For independent students, the annual borrowing limit for subsidized loans is the same as for dependent students. However, independent students can borrow more in unsubsidized loans, with the total annual borrowing limit ranging from $9,500 for first-year undergraduate students to $12,500 for third- and fourth-year students. The total loan limit for independent students is $57,500, of which at most $23,000 can be in subsidized loans.
Graduate or professional students, considered independent, can borrow up to $20,500 per year in unsubsidized loans, with an aggregate limit of $138,500, including loans received for undergraduate studies. Planning your borrowing carefully ensures you only hit these limits after you complete your education.
What is the interest rate on a Stafford loan?
The federal government determines the interest rate on a Stafford Loan, which is fixed for the life of the loan. For loans first disbursed on or after July 1, 2023, and before July 1, 2024, the interest rate for undergraduate unsubsidized and subsidized Stafford Loans is 5.50%. For graduate or professional unsubsidized Stafford Loans, the rate is 7.05%. These rates are often lower than those for private student loans, making Stafford Loans a potentially more affordable option for students.
Can Stafford loans be forgiven?
Yes, your Stafford Loans can be forgiven under certain circumstances, meaning you won’t have to repay some or all of the loan. For instance, the Public Service Loan Forgiveness (PSLF) program forgives the remaining balance on your Direct Loans after you have made 120 qualifying payments while working full-time for a qualifying employer, typically a government or non-profit organization.
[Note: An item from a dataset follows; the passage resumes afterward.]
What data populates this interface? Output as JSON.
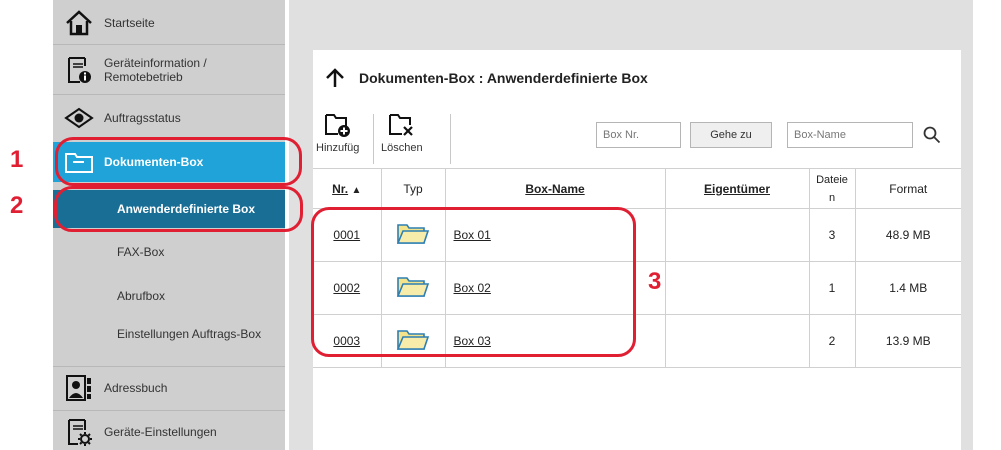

There are also loan forgiveness programs for teachers and for those serving in the military. It’s important to understand the requirements for these programs if you’re considering pursuing loan forgiveness.